Somehow, I have become an activist. This was never my intent. All I ever planned was to write my memoir. I did not intend to be a public speaker, but now I keynote all over the country. I also did not intend to write a blog, and yet here we are…I am writing this blog and you, blessed reader, are with me.
I definitely never intended to be an activist for Face Equality. Frankly, I had never heard of Face Equality until after Flashback Girl was released. Even as a teenager, I knew that Hollywood unfairly and repeatedly portrayed disfigured people as being villains (Darth Vader, Voldemort, Freddy Krueger, most James Bond villains etc.). Certainly, I have felt the weight of stigma and prejudice all my life. However, I never knew there was an international movement advocating for the equal treatment of facially different people.
I was fully behind this movement, but wasn’t actively supporting it until May, 2022, when I wrote a piece about Hollywood and Face Equality that reached a larger audience. Armed with this essay, on the advice of my high school friend Suzie, I reached out to the Writers Guild of America. From there, I was invited to speak. My presentation was graced by photos from the burn community, many of whom attended the talk virtually. Every one of them volunteered their photo to show that burned people are kind, generous, capable, and decidedly not evil.
I am now on a full-fledged mission, with two major goals. I aim to inform and inspire the entertainment industry to cease prejudicial portrayals of disfigured people. I also aim to educate the general public that disfigured people are being maligned, that these portrayals harm us, that we deserve better and that we are ordinary people, like everyone else. In other words, I want to eliminate stigma against the facially different in the United States.
Like Dorothy in the Wizard of Oz, I have been joined by companions on my unexpected journey. The heads of The Phoenix Society, Face Equality International, and Facing Forward all generously stepped forward, offering desperately needed guidance and wisdom. Recently, I presented at the Center for Neuroaesthetics at the University of Pennsylvania. I sat at a conference room filled with scholars and researchers, many of whom research prejudice against the disfigured. I was nervous; I am no Ivy League researcher. But my story inspires people, and I speak it well. At the end of my presentation, the head of the group, Dr. Chatterjee, kindly offered, “How can we help you?”
Connections are being made. One person introduces me to another, and that one to the next.
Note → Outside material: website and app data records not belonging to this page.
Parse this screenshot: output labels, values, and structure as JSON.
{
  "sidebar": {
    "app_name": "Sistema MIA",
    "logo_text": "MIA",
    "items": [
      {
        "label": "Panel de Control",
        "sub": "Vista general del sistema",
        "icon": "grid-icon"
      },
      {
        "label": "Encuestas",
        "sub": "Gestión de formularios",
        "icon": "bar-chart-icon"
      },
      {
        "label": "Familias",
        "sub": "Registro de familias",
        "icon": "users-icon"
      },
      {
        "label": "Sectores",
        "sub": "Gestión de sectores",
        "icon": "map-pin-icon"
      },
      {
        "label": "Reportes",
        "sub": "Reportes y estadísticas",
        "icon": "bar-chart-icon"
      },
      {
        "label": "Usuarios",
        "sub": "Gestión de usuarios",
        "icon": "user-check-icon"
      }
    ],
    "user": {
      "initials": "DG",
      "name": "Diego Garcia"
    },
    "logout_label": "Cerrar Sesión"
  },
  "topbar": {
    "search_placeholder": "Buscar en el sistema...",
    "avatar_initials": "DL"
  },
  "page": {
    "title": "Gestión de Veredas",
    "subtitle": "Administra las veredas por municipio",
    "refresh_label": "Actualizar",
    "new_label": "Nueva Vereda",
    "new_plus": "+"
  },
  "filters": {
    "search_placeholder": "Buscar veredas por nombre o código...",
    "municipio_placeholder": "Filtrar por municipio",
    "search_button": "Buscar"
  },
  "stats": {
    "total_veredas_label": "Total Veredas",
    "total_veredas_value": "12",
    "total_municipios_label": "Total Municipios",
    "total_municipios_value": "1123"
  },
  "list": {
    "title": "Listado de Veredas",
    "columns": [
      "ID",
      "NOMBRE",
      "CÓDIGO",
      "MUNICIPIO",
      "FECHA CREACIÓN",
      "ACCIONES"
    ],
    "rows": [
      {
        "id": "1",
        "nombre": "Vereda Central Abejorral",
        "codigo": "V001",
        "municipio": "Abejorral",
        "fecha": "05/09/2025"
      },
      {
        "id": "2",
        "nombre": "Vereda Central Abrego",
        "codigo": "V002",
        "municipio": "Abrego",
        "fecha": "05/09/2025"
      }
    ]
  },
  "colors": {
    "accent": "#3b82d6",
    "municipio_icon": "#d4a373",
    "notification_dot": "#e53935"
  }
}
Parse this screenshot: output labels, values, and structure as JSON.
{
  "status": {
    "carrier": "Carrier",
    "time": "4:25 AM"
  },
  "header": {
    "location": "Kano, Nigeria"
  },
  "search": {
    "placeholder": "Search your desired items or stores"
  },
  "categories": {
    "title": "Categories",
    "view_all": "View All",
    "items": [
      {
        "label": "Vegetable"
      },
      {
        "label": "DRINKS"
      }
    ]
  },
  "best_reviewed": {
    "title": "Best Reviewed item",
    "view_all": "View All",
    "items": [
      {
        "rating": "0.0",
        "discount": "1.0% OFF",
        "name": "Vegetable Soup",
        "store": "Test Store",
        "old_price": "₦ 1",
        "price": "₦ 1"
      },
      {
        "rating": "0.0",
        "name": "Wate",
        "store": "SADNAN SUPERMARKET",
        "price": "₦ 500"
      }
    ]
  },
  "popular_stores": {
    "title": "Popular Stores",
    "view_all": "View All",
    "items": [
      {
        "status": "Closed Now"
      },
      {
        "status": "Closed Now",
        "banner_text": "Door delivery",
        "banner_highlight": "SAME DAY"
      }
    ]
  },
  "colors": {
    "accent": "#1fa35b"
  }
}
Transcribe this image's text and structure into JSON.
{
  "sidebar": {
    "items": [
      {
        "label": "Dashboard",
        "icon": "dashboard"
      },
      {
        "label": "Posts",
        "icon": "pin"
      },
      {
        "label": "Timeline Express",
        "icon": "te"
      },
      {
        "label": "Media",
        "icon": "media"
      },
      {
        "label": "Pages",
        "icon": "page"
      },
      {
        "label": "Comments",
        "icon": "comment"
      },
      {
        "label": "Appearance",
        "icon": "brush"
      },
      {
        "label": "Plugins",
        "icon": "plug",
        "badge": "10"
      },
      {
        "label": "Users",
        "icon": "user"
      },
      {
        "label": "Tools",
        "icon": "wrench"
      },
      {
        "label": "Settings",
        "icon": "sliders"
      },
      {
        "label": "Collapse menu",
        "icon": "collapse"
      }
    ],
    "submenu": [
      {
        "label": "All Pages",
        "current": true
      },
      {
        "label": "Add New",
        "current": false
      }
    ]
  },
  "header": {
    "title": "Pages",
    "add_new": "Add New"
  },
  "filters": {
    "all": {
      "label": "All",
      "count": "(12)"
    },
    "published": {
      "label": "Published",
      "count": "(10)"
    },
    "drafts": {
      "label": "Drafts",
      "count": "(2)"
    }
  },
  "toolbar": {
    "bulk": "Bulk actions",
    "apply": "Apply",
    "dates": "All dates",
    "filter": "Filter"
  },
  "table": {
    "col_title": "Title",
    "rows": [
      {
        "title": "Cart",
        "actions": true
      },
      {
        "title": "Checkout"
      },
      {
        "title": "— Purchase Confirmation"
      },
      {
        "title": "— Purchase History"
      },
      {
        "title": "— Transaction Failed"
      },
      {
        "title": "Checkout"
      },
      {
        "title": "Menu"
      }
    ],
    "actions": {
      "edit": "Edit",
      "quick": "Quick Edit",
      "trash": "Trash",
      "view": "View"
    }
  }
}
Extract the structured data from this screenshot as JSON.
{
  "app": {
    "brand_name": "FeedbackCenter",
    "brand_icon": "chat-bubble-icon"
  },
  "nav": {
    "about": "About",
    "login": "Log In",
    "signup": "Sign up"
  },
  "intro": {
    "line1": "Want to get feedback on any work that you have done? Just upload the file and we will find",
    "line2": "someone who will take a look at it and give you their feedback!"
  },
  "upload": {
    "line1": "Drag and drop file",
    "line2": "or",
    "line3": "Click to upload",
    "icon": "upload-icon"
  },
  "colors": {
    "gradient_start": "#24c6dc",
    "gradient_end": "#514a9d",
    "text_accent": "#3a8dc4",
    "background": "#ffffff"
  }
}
One group has offered to help us write a fact sheet about disfigurement. Marni, my old friend from my college a cappella group, introduced me to a major philanthropic organization.
Momentum is building, beyond my efforts. It’s been a bit … magical.
Here’s the thing: as soon as people realize how routinely movies and TV shows feature villainous disfigured characters, people are uniformly shocked and aghast.
“I never thought about this.”
"That is awful, how did I never notice this?
“Now that I heard your presentation, I see the prejudice everywhere.”
Once peoples’ eyes are opened, it is easy to convince them that these misrepresentations need to stop, right now.
Think about it. Estimates are that about one in every 100 people has some sort of facial difference (Julian & Partridge). That means most folks are not regularly encountering disfigured people. If you don’t know anyone who is disfigured, the only exposure you will have to disfigured faces is through movies or TV. If those representations are unrelentingly negative (which they are), how can we expect people to have fair impressions of the facially different? Why would we expect anything different?
Hollywood has done an admirable job of updating its representations of other minorities. Black people, Brown people, Jewish people, LGBTQ people, Native Americans, intellectually disabled people, physically disabled people, emotionally ill people, overweight people… efforts have been made to reduce negative stereotypes for all these groups, sometimes even approaching positive representation.
Not the disfigured. Sadly, not for us.
Julian, D., and Partridge, J. (2007). The Incidence and Prevalence of Disfigurement. London, UK: Changing Faces